Kimono History: The Meiji era
In 1868, after two-and-a-half centuries of isolation, the Tokugawa shogunate was replaced by a constitutional monarchy and Japan was reopened to the world under the Meiji Restoration, thus starting the Meiji period.
During this time large-scale industry methods and chemical dyeing techniques from the West began. In 1857 students of the Dutch language in Saga prefecture were permitted to dress in foreign-style clothes for the first time. In 1861 sailors were ordered to dress in Western uniforms, and army officers and common soldiers followed the next year.
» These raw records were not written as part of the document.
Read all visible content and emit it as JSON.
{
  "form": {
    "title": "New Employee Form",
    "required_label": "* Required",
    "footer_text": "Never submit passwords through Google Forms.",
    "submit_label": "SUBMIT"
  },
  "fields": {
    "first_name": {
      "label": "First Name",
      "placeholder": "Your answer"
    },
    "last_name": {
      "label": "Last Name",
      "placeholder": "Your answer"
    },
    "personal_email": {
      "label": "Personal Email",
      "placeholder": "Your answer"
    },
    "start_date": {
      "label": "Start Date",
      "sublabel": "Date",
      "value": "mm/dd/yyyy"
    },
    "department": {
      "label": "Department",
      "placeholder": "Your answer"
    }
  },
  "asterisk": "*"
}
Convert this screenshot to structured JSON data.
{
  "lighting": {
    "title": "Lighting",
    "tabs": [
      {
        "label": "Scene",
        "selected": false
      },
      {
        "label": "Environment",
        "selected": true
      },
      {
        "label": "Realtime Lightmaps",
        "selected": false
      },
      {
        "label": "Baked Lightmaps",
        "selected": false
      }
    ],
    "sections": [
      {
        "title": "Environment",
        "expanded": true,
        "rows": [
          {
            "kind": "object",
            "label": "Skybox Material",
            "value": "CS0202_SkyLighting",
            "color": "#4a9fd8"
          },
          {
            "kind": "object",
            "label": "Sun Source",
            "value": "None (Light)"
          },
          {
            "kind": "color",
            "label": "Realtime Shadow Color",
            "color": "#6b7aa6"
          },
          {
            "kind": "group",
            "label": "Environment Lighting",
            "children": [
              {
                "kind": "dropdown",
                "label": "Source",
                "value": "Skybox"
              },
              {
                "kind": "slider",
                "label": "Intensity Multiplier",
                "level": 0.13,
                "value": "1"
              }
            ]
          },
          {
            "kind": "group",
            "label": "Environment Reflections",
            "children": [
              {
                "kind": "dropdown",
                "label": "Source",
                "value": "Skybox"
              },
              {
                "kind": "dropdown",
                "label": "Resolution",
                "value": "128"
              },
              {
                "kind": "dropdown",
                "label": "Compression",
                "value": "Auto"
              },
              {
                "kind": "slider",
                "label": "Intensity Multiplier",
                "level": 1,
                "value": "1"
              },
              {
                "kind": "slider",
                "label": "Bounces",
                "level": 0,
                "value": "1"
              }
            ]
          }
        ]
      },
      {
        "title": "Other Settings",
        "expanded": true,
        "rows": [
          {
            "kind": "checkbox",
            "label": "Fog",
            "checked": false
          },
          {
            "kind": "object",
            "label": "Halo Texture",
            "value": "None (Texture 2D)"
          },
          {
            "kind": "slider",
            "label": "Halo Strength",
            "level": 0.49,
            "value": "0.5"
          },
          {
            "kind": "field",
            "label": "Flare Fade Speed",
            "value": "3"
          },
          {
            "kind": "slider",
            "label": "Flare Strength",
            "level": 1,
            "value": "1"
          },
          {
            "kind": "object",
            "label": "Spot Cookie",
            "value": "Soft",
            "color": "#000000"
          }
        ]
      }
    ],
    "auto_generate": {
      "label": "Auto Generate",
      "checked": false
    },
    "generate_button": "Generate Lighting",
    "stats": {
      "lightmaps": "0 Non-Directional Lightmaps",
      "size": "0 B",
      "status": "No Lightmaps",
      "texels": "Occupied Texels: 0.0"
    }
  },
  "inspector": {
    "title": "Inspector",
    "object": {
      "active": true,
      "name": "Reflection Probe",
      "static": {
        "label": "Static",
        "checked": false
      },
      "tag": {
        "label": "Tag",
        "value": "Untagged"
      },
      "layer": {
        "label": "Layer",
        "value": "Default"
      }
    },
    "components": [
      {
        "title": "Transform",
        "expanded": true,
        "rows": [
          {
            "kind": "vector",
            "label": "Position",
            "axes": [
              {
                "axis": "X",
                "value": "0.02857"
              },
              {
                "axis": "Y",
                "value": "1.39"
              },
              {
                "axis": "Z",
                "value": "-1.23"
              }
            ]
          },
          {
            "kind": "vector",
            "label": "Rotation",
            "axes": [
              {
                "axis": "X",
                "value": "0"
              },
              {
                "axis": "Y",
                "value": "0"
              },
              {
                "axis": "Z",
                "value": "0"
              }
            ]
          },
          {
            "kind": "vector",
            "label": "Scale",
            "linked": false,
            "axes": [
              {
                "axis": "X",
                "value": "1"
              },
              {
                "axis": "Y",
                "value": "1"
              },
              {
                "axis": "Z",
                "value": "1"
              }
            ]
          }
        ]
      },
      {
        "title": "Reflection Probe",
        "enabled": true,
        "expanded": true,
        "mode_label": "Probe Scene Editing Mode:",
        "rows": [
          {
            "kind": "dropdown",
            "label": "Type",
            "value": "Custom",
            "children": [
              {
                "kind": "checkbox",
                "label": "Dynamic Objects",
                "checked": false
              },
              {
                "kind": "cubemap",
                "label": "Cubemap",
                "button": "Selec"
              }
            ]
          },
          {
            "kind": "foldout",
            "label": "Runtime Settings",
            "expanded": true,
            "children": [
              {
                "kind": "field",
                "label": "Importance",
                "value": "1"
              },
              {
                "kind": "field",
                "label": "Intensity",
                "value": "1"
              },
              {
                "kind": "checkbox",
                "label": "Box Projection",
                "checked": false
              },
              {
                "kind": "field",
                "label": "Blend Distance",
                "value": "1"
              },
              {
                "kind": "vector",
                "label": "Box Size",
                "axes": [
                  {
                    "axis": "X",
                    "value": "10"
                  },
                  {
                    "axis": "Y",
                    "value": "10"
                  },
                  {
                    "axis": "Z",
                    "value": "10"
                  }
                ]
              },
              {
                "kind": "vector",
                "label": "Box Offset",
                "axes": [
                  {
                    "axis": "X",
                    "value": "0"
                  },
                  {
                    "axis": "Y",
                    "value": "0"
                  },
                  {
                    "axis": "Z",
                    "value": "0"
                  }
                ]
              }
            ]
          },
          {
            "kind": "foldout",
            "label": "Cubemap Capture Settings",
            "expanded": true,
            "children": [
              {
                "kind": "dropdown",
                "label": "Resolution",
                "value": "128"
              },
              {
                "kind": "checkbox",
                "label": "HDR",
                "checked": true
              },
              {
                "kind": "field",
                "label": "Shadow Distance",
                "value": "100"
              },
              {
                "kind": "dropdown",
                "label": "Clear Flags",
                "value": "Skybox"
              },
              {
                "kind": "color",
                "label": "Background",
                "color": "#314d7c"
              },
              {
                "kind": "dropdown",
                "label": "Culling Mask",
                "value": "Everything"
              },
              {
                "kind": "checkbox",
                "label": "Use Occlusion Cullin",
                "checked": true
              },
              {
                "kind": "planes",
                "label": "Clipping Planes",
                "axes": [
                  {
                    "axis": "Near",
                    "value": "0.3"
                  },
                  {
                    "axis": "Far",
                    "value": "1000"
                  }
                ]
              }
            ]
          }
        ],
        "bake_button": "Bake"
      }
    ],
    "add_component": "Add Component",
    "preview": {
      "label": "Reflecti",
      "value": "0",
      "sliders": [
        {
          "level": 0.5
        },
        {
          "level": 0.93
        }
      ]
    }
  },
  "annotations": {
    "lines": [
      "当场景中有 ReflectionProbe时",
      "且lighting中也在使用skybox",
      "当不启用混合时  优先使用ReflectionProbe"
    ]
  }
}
In 1868 the sewing machine was introduced which helped speed the production of Western-style clothing. In 1871 the ordinary people were granted permission to wear this type of clothing. The majority of the people continued to wear traditional Japanese clothing, though.
One factor in altering the type of clothing worn was the Sino-Japanese War of 1894-1895. During the war many Japanese women began working outside of their homes and this necessitated a different type of clothing than that typically worn indoors.
The pendulum swung again and during the late Meiji period there was a reaction to against dressing in Western fashions.
Japan main page
Japanese-American Internment Camps index page
Japan and World War II index page
Back to start of kimono section